Germany and China make nuclear fusion breakthroughs

Both countries are working to harness the energy that fuels our Sun

It’s easy to get nuclear fission and fusion mixed up. We can already do nuclear fission, it’s how our nuclear power plants work. Incredible amounts of energy are captured in these plants by splitting the nucleus of an atom. Unfortunately we’ve never been able to harvest energy from nuclear fusion, a process that we know takes place inside our Sun.

Being able to harness the same energy that fuels the Sun could be a game-changer. Unlike nuclear fission, which leaves us with radioactive by-products, fusion is clean. The downside is that it’s very difficult to work with because it requires absurdly high temperatures. I’m not exaggerating; we’re talking hotter than the Sun.

Major breakthroughs

Last week German Chancellor Angela Merkel flipped the switch that activated Germany’s nuclear fusion machine, the Wendelstein 7-X (W7X) stellarator. The test was successful and marks a major milestone on the path to using nuclear fusion for our own energy needs. The stellarator heated hydrogen gas to 80 million degrees Celsius. Think about that. 80 million degrees Celsius. This allowed them to create a cloud of hydrogen plasma that they maintained for a quarter of a second.

Image © Bernd Wuestneck

China surprised the world last week with their own major announcement, claiming that their nuclear fusion machine had also been activated successfully. Their machine, the Experimental Advanced Superconducting Tokamak (EAST), heated hydrogen to around 50 million degrees Celsius. That’s quite a bit cooler than Germany’s recent result, but we’re still talking millions of degrees Celsius. What’s particularly impressive about China’s test is that they claim to have maintained the plasma for 102 seconds.

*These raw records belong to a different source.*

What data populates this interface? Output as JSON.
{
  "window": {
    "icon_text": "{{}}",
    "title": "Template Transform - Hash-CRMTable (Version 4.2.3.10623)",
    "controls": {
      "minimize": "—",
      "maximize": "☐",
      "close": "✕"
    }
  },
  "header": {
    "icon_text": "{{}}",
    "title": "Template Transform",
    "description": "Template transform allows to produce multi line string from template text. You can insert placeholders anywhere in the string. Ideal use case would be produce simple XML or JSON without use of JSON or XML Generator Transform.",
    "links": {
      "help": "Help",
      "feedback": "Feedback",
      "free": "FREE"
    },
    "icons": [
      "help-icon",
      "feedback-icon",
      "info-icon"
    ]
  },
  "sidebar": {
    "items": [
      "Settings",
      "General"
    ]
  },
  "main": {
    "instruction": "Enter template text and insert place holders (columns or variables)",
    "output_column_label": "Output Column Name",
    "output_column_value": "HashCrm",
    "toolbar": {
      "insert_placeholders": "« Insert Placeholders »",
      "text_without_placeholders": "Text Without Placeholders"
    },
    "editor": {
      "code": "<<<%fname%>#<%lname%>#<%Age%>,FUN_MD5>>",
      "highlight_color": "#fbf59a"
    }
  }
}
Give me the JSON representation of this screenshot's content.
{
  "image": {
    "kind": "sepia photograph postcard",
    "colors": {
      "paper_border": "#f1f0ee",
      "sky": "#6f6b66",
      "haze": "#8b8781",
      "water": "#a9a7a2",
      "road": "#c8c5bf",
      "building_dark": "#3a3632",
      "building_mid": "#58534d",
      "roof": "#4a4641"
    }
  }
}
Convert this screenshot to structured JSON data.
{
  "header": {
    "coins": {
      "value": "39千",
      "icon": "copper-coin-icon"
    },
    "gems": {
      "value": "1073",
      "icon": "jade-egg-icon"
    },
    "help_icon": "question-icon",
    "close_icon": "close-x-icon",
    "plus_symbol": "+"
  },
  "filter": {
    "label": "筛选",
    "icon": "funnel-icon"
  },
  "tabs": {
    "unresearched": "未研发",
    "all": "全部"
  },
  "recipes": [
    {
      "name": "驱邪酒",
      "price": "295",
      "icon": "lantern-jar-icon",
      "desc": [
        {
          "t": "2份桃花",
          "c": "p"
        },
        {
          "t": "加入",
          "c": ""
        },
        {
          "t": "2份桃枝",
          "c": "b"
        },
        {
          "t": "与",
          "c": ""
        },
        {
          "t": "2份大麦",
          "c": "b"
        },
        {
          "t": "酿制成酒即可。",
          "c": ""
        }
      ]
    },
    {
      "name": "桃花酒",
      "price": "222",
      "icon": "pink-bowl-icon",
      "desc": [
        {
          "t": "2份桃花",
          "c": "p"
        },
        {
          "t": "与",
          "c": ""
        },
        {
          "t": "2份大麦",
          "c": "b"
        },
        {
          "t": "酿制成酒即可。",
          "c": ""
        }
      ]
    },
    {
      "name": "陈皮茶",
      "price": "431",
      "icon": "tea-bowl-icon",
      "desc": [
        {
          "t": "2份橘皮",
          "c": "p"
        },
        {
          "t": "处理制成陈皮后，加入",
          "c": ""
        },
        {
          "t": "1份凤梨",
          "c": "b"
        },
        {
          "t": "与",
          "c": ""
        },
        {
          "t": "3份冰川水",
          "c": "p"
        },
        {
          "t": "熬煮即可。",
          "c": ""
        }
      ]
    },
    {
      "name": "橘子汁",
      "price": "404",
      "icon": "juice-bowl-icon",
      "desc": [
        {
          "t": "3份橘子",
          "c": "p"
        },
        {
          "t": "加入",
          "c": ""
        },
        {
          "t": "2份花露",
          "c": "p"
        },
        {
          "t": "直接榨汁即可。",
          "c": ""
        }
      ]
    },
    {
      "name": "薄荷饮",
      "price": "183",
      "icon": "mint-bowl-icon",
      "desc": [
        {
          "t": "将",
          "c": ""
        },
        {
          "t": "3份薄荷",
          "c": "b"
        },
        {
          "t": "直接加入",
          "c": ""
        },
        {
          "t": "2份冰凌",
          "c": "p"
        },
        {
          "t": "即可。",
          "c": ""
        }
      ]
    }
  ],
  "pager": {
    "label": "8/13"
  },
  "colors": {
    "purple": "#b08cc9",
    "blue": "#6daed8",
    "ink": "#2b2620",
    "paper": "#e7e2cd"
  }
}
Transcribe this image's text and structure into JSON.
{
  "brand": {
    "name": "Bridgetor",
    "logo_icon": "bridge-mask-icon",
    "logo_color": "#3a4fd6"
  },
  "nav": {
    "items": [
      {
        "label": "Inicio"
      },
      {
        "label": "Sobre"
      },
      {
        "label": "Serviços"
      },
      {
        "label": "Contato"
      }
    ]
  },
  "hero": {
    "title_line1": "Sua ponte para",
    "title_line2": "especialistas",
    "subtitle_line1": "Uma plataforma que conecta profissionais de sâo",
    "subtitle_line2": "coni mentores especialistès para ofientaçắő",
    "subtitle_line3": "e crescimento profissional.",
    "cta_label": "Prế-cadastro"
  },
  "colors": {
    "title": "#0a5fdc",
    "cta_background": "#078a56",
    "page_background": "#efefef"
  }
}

China's EAST. Image © Chinese Academy of Sciences

Going forward

It blows my mind to think that, in research facilities on Earth, scientists are creating temperatures that are hotter than the sun. Temperature is only one part of the tests, the other being the time that the plasma has been held for. Germany’s plasma was only sustained for a quarter of a second but China held theirs for over a minute. Eventually we will need to collect heat energy and particles from the plasma, so we need it maintained for as long as possible.

The goal for these nuclear fusion reactions is around 100 million degrees Celsius and for as long as possible. Germany is getting close with the temperature and China has demonstrated it’s possible that plasma can be held for a considerable time. Now both countries will be working on the other aspects as China look to raises their temperatures and Germany look to extend the lifespan of their plasma clouds.

These are just the initial experiments to test the machines. They work but it’s not known how successful future experiments will be. Can they end up holding hydrogen plasma for half an hour? Can we for the first time collect clean energy from reactions that mimic our Sun? It’s hard to say and it’s likely we’ll see baby steps for many years. We’re not going to be running our homes with fusion reactors any time soon. However, I’m glad that we have two nations making progress at the same time. I’m hoping their efforts will mimic the space race, where both countries competitively drive and motivate each other to succeed.